         Because a derivative lawsuit intrudes upon the board of directors' managerial control of the corporation, shareholders are required to first make a demand that the board take action before initiating a derivative suit. Id. at 600. In Kamen v. Kemper Financial Services, Inc., 500 U.S. 90 (1991), the Supreme Court explained that "[t]he purpose of the demand requirement is to afford the directors an opportunity to exercise their reasonable business judgment and waive a legal right vested in the corporation in the belief that its best interests will be promoted by not insisting on such right." Id. at 96 (citation omitted) (internal quotation marks omitted). If the board of directors denies a litigation demand, the shareholder must overcome the presumption of the business judgment rule to continue the lawsuit. Boland, 423 Md. at 331. The corporate board's decision to deny the litigation demand receives the same business judgment rule presumption as any other board decision. Id. at 329-30.

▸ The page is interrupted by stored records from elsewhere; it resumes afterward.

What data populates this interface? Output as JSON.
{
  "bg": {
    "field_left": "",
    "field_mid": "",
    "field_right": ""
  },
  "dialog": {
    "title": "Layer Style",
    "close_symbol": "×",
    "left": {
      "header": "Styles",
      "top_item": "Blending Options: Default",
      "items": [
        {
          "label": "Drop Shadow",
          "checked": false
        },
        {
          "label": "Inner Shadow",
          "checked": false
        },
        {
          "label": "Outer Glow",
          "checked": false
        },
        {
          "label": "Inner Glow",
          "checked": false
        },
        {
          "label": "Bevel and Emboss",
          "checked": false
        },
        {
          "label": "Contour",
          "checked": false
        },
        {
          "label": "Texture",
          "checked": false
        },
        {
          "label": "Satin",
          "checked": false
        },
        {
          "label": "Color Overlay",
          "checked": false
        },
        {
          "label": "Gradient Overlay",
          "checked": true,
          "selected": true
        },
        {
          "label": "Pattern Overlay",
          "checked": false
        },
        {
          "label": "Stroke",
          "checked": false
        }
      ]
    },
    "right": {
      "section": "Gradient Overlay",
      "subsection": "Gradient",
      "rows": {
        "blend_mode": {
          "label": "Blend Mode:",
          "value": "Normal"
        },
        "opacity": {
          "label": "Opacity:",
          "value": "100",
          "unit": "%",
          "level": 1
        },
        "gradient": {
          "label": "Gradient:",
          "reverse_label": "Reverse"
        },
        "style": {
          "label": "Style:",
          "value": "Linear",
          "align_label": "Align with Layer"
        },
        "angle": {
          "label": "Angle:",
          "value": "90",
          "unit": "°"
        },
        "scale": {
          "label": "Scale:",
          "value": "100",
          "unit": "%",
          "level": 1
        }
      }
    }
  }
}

         Our decision in Boland, however, established an exception to the application of the business judgment rule to a board's decision to deny a shareholder litigation demand. When a board consisting of a majority interested directors utilizes a special litigation committee (an "SLC") to evaluate a litigation demand, courts apply a modified business judgment rule. Directors are considered to be interested if they either "appear on both sides of a transaction" or "expect to derive [ ] personal financial benefit from it in the sense of self-dealing, as opposed to a benefit which devolves upon the corporation or all stockholders generally." Id. at 329 (quoting Werbowsky, 362 Md. at 609). If a majority of a corporate board is interested in the challenged transaction, the board can appoint an SLC to decide whether it should accept or deny the litigation demand. Through the selection of the SLC's members, interested boards "can retain a voice in the derivative lawsuit despite the adverse interests of board members." Id. at 332. In Boland, we defined an SLC as a committee "composed of independent, disinterested directors, either inside the corporation ...

Buy This Entire Record For $7.95

Download the entire decision to receive the complete text, official citation,
docket number, dissents and concurrences, and footnotes for this case.

Learn more about what you receive with purchase of this case.